◆ **TASK ITEM**: Return all lines in the material below that contain "shield".

──────────

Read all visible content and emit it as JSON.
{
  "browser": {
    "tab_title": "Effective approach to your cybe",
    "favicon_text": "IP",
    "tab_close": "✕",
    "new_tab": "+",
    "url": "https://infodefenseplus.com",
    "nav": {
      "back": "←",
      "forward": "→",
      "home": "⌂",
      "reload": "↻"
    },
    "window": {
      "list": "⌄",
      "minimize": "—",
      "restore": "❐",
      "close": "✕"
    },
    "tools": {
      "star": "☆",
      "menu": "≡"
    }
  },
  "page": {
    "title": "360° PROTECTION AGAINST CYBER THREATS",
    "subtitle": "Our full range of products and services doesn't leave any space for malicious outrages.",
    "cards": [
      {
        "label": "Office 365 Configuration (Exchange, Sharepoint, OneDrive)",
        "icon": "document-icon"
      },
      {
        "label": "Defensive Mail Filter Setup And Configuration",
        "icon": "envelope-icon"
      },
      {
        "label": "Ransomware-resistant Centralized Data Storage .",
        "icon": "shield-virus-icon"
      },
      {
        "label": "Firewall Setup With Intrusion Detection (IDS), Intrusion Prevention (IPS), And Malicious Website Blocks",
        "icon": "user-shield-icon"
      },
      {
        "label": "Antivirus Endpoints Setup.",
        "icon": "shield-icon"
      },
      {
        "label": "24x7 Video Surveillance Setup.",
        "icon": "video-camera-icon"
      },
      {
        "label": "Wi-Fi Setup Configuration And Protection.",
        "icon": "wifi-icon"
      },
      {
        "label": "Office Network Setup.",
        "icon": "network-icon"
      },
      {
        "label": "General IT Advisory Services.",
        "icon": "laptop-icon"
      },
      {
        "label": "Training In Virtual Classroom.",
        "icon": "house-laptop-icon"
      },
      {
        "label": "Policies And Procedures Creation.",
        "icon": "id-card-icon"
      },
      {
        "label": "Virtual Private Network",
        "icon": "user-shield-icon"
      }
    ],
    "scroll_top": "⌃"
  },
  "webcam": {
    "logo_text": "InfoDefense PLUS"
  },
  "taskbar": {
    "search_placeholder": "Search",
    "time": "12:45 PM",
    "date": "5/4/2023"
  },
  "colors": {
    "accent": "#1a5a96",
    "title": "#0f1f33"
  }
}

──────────

◆ **WRITTEN ANSWER**:
        "icon": "shield-virus-icon"
        "icon": "user-shield-icon"
        "icon": "shield-icon"
        "icon": "user-shield-icon"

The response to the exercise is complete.